The HPV vaccine helps protect against nine strains of the human papillomavirus (HPV), a sexually-transmitted infection that causes several cancers. Most people know that it can cause cervical cancer in women, but other common cancers include head and neck cancers, rectal cancers, and other cancers of the genitals. HPV is also the cause of genital warts. The vaccine is most effective when given to people in early adolescence, before they have their first sexual experience. But since it’s only been available for about 10 years, many adults never had the opportunity to be vaccinated when they were younger.

The FDA expanded the use of the HPV shot to include adults up to age 45 in 2019, although insurance may not pay for it in older adults. While there have not been many studies of the vaccine in this age group, other studies have found that the vaccine seems to be very safe. And some studies have found it is effective in preventing infection from strains of HPV in older women who had previously tested negative for those strains. However, there have been no studies showing that getting the HPV vaccine reduces the risk of cancer in older women.

That might be because screening is so effective at catching abnormalities early, before they become cancer. In fact, rates of cervical cancer are very low in older women who get regular screening. The current recommendation for screening is to get a PAP smear plus HPV test every five years, or a PAP smear every three years.

Long story short, talk to your doctor about your sexual health. Individualized advice will change based on your practices. Regardless of vaccination status, getting regular screenings is still the best protection for women from cervical cancer.
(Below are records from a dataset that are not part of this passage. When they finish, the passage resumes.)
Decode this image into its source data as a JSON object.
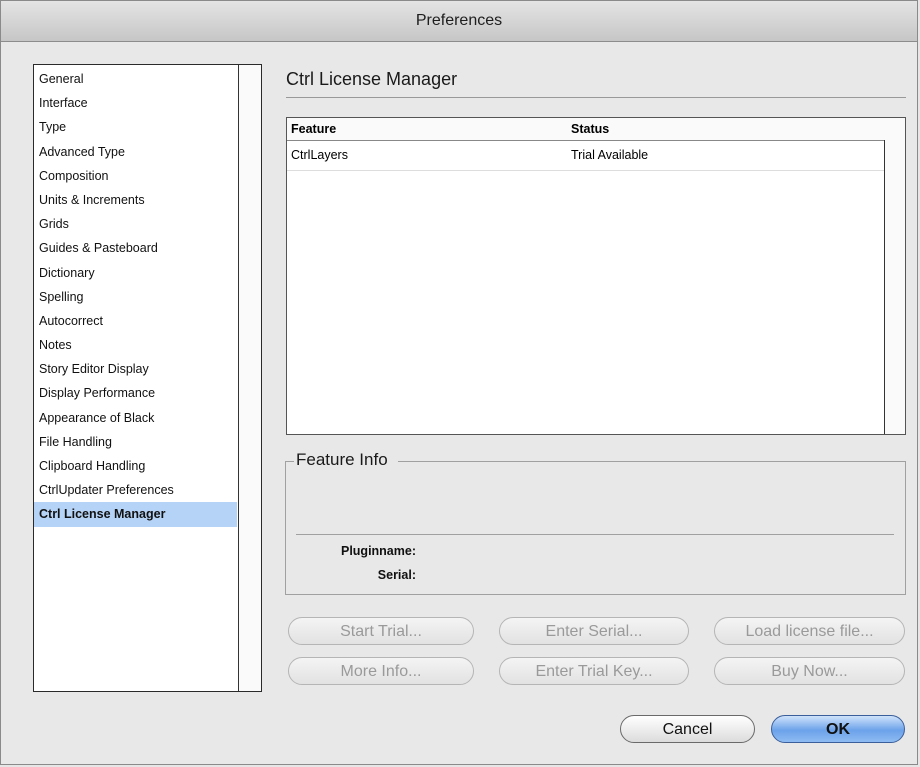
{
  "window": {
    "title": "Preferences"
  },
  "sidebar": {
    "items": [
      "General",
      "Interface",
      "Type",
      "Advanced Type",
      "Composition",
      "Units & Increments",
      "Grids",
      "Guides & Pasteboard",
      "Dictionary",
      "Spelling",
      "Autocorrect",
      "Notes",
      "Story Editor Display",
      "Display Performance",
      "Appearance of Black",
      "File Handling",
      "Clipboard Handling",
      "CtrlUpdater Preferences",
      "Ctrl License Manager"
    ],
    "selected": "Ctrl License Manager"
  },
  "panel": {
    "title": "Ctrl License Manager",
    "table": {
      "columns": [
        "Feature",
        "Status"
      ],
      "rows": [
        {
          "feature": "CtrlLayers",
          "status": "Trial Available"
        }
      ]
    },
    "feature_info": {
      "title": "Feature Info",
      "pluginname_label": "Pluginname:",
      "serial_label": "Serial:"
    },
    "buttons": {
      "start_trial": "Start Trial...",
      "enter_serial": "Enter Serial...",
      "load_license_file": "Load license file...",
      "more_info": "More Info...",
      "enter_trial_key": "Enter Trial Key...",
      "buy_now": "Buy Now..."
    }
  },
  "footer": {
    "cancel": "Cancel",
    "ok": "OK"
  },
  "colors": {
    "selection": "#b5d3f7",
    "default_button": "#6ba2ea"
  }
}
Travis W. Glenn, MD

Family Medicine

Glenn Family Medicine, LLC
85 Maui Lani Parkway
Wailuku, , HI 96793